BRUSSELS (AP) — Google says it has reached an agreement over copyright issues with a group of French-language Belgian newspapers, ending a six-year dispute.
In a joint statement Thursday, Google and groups representing the papers and authors announced they had reached agreements to end legal proceedings and instead build business partnerships.
The newspapers filed a lawsuit against Google in 2006 claiming the web giant had no right to post links to their articles on Google News without payment or permission.
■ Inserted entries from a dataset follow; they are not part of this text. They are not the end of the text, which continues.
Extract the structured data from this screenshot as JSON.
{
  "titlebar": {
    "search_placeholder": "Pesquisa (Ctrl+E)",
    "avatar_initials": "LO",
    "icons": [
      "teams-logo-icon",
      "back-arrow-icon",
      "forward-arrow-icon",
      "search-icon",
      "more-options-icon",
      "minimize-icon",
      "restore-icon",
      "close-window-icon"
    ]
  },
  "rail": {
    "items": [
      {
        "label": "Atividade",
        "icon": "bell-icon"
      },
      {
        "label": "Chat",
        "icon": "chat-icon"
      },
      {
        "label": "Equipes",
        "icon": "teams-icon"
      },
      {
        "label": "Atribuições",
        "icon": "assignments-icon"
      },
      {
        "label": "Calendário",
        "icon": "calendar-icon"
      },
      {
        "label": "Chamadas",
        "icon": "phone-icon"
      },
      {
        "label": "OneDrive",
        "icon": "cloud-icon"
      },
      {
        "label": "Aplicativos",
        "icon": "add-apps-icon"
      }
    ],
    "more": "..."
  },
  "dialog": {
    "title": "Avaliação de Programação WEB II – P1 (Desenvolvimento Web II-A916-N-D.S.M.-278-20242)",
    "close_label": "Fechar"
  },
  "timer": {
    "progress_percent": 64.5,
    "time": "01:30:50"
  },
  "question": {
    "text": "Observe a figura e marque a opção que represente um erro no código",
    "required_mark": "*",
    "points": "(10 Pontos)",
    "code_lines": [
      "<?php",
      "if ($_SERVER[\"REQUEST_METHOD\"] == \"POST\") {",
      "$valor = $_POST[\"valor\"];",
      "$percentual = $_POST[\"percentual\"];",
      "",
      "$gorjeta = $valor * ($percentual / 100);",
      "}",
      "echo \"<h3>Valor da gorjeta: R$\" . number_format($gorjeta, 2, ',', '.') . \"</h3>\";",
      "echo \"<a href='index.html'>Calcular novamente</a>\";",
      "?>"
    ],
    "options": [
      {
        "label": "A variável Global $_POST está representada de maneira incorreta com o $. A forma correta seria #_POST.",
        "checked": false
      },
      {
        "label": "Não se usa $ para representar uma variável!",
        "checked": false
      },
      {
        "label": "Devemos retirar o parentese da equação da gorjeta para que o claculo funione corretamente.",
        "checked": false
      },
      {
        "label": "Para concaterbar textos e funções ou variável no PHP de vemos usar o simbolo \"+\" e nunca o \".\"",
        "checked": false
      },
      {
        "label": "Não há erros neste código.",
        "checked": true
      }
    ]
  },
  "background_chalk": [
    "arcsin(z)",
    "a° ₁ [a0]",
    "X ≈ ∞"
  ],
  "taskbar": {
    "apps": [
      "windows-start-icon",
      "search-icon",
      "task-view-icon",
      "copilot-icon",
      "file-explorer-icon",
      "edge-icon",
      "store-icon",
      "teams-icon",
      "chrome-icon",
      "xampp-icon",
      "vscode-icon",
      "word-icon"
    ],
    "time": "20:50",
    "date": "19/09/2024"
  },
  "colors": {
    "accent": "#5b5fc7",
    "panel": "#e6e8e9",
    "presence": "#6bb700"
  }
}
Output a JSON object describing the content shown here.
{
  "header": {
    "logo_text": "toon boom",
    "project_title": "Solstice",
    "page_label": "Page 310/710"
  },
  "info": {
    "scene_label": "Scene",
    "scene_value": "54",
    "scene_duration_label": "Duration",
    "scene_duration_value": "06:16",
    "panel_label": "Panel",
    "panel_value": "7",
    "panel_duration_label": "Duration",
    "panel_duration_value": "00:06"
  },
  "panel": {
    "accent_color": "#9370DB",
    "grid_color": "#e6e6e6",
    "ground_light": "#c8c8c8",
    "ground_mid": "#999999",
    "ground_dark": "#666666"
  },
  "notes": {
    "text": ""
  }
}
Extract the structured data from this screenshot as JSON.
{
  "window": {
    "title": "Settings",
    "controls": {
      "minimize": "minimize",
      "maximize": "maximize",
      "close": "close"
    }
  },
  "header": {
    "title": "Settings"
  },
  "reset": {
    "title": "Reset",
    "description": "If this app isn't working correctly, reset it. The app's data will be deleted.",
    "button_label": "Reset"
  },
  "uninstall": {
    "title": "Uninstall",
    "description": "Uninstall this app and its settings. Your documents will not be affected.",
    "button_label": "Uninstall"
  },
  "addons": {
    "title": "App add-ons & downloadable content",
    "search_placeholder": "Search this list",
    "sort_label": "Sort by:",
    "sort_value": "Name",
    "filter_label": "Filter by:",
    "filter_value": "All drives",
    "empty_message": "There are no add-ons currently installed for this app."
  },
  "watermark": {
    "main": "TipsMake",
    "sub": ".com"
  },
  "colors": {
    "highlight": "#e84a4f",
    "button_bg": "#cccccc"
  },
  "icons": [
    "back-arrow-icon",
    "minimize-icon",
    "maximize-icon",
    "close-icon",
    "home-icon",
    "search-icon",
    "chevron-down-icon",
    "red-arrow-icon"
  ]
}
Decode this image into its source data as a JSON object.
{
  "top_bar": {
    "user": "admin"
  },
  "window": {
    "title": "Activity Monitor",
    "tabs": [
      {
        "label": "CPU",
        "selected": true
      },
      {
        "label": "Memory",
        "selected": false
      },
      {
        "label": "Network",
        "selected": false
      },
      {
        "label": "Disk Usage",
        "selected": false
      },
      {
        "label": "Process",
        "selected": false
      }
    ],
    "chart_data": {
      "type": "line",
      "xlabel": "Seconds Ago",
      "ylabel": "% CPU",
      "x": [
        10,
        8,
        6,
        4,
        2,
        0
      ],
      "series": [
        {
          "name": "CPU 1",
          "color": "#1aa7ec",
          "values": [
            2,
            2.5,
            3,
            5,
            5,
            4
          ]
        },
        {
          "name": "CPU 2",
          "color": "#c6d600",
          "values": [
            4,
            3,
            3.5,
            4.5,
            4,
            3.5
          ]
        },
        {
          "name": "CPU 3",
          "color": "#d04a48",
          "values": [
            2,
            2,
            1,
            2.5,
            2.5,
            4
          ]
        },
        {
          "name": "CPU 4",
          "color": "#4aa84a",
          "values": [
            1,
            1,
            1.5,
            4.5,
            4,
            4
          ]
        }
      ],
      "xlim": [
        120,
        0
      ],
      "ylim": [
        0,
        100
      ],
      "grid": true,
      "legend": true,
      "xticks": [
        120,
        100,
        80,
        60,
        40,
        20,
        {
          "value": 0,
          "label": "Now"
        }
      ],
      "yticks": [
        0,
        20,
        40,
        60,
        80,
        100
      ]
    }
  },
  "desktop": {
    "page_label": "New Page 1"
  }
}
They won, and a Belgian appeals court upheld their victory in May.
Google then blocked the papers from its web search results, but later relented, saying it had obtained the papers' legal consent to post their articles.
The parties also agreed to promote each other's services by placing Google advertising in publishers' media.
Republican Party, R.I.P. (1854 - 2016) | RedState
Everytown Once Again Proves That The Best Domestic Violence Prevention Is An Armed Victim - Bearing Arms - Domestic Violence, Everytown, Mass shootings
Mike Adams - Get Out of My Class and Leave America
'Great headline, slimeballs': Would the NYT have run this hit piece if Clarence Thomas leaned Left?
Obama’s NLRB just redefined the word “employer” and it’s going to be bad - Hot Air
Tara Helfman - Property Rights Under Fire: Why the Government Must Compensate Fannie Mae and Freddie Mac’s Shareholders
Small But Honest Columnist Again Forced to Correct Highest-Rated Show on Cable TV | Human Events